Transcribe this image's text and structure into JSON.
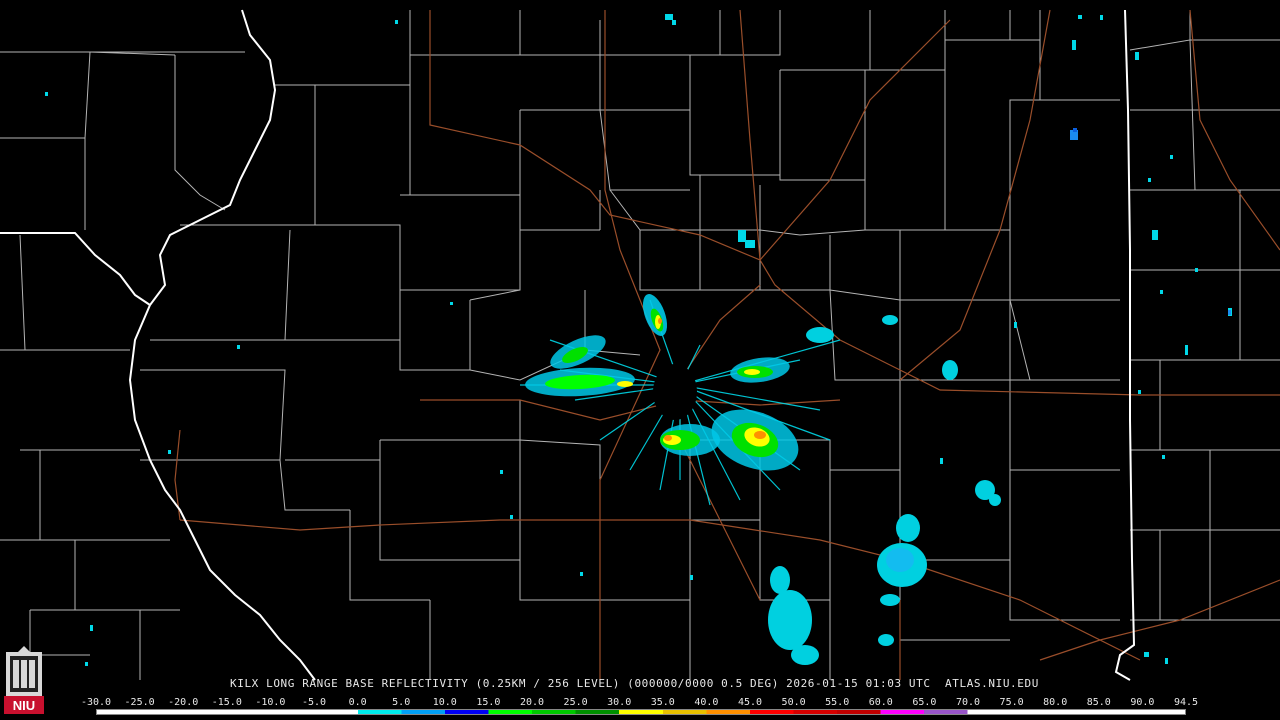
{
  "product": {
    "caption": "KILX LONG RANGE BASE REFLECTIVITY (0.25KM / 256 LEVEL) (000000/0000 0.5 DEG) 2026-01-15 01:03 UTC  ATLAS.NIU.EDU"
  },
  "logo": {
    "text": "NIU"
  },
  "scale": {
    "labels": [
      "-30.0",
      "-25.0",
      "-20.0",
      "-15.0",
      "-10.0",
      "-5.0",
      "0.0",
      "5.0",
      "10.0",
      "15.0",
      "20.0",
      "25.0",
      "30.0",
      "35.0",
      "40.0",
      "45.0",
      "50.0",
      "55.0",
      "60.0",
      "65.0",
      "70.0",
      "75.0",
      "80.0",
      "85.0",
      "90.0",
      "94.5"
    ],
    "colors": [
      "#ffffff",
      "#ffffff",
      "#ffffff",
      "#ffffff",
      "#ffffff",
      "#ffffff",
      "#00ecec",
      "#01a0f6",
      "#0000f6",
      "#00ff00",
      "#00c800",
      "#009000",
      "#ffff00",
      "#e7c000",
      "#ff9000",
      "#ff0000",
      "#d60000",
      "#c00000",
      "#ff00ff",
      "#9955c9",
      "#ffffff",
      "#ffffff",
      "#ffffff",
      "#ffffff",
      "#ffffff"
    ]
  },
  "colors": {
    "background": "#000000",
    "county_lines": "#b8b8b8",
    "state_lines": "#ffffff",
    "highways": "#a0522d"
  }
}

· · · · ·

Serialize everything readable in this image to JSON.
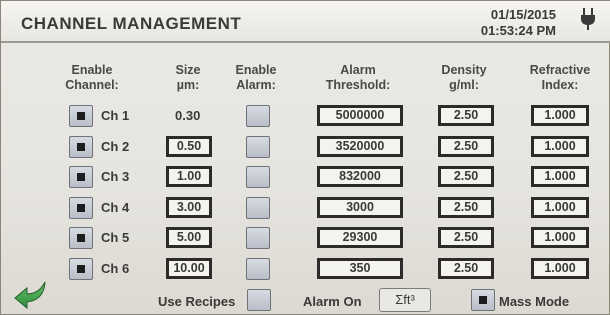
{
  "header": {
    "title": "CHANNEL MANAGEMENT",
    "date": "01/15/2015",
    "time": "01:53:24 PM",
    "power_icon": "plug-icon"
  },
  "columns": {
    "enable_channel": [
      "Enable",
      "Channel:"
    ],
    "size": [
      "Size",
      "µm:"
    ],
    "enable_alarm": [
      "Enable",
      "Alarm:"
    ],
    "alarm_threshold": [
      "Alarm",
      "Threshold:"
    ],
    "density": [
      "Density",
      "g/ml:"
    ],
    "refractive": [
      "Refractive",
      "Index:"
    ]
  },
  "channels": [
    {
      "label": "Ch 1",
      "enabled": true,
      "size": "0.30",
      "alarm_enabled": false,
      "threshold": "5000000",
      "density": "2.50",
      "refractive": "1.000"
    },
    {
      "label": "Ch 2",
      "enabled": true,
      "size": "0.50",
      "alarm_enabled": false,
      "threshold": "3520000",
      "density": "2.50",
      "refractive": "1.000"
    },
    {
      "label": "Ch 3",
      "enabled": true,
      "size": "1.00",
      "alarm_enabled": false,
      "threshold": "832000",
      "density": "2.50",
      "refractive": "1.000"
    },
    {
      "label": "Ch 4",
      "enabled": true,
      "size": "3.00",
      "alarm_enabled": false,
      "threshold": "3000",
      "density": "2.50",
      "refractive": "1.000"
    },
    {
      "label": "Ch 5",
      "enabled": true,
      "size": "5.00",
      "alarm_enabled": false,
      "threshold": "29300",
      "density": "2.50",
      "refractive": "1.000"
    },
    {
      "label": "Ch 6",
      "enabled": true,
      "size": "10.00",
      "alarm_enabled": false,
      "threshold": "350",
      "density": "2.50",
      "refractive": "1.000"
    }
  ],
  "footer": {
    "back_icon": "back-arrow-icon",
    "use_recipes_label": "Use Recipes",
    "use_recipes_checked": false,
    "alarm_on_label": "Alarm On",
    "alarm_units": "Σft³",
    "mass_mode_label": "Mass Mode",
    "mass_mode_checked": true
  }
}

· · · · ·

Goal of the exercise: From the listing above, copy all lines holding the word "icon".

Output of the task:
    "power_icon": "plug-icon"
    "back_icon": "back-arrow-icon",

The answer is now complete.